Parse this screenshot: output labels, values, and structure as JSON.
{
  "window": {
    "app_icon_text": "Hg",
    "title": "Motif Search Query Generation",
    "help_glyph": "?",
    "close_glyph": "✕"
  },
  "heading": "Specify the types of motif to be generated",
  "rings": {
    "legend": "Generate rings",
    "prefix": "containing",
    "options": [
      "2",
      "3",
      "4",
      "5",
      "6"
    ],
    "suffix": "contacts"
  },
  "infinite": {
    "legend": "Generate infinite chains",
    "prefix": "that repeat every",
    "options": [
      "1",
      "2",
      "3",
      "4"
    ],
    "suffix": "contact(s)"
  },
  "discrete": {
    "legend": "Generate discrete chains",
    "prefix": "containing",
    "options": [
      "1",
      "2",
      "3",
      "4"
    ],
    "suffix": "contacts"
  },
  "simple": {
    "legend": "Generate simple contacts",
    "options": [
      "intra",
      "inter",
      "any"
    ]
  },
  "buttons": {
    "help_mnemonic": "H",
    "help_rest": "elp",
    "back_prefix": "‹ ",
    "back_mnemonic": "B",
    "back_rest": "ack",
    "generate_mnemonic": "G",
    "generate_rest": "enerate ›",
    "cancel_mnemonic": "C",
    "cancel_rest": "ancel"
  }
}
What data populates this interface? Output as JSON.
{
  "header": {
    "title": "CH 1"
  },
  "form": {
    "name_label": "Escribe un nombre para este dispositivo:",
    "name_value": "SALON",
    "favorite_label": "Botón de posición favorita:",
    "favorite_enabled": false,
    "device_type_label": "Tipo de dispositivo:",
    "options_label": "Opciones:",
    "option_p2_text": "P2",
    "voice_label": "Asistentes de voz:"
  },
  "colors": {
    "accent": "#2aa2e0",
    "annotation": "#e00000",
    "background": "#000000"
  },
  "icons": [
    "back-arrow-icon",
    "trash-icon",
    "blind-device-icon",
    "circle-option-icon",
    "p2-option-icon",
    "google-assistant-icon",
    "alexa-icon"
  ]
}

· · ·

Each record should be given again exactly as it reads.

- _FINISHED EXERCISE_
Parse this screenshot: output labels, values, and structure as JSON.
{
  "window": {
    "app_icon_text": "Hg",
    "title": "Motif Search Query Generation",
    "help_glyph": "?",
    "close_glyph": "✕"
  },
  "heading": "Specify the types of motif to be generated",
  "rings": {
    "legend": "Generate rings",
    "prefix": "containing",
    "options": [
      "2",
      "3",
      "4",
      "5",
      "6"
    ],
    "suffix": "contacts"
  },
  "infinite": {
    "legend": "Generate infinite chains",
    "prefix": "that repeat every",
    "options": [
      "1",
      "2",
      "3",
      "4"
    ],
    "suffix": "contact(s)"
  },
  "discrete": {
    "legend": "Generate discrete chains",
    "prefix": "containing",
    "options": [
      "1",
      "2",
      "3",
      "4"
    ],
    "suffix": "contacts"
  },
  "simple": {
    "legend": "Generate simple contacts",
    "options": [
      "intra",
      "inter",
      "any"
    ]
  },
  "buttons": {
    "help_mnemonic": "H",
    "help_rest": "elp",
    "back_prefix": "‹ ",
    "back_mnemonic": "B",
    "back_rest": "ack",
    "generate_mnemonic": "G",
    "generate_rest": "enerate ›",
    "cancel_mnemonic": "C",
    "cancel_rest": "ancel"
  }
}
What data populates this interface? Output as JSON.
{
  "header": {
    "title": "CH 1"
  },
  "form": {
    "name_label": "Escribe un nombre para este dispositivo:",
    "name_value": "SALON",
    "favorite_label": "Botón de posición favorita:",
    "favorite_enabled": false,
    "device_type_label": "Tipo de dispositivo:",
    "options_label": "Opciones:",
    "option_p2_text": "P2",
    "voice_label": "Asistentes de voz:"
  },
  "colors": {
    "accent": "#2aa2e0",
    "annotation": "#e00000",
    "background": "#000000"
  },
  "icons": [
    "back-arrow-icon",
    "trash-icon",
    "blind-device-icon",
    "circle-option-icon",
    "p2-option-icon",
    "google-assistant-icon",
    "alexa-icon"
  ]
}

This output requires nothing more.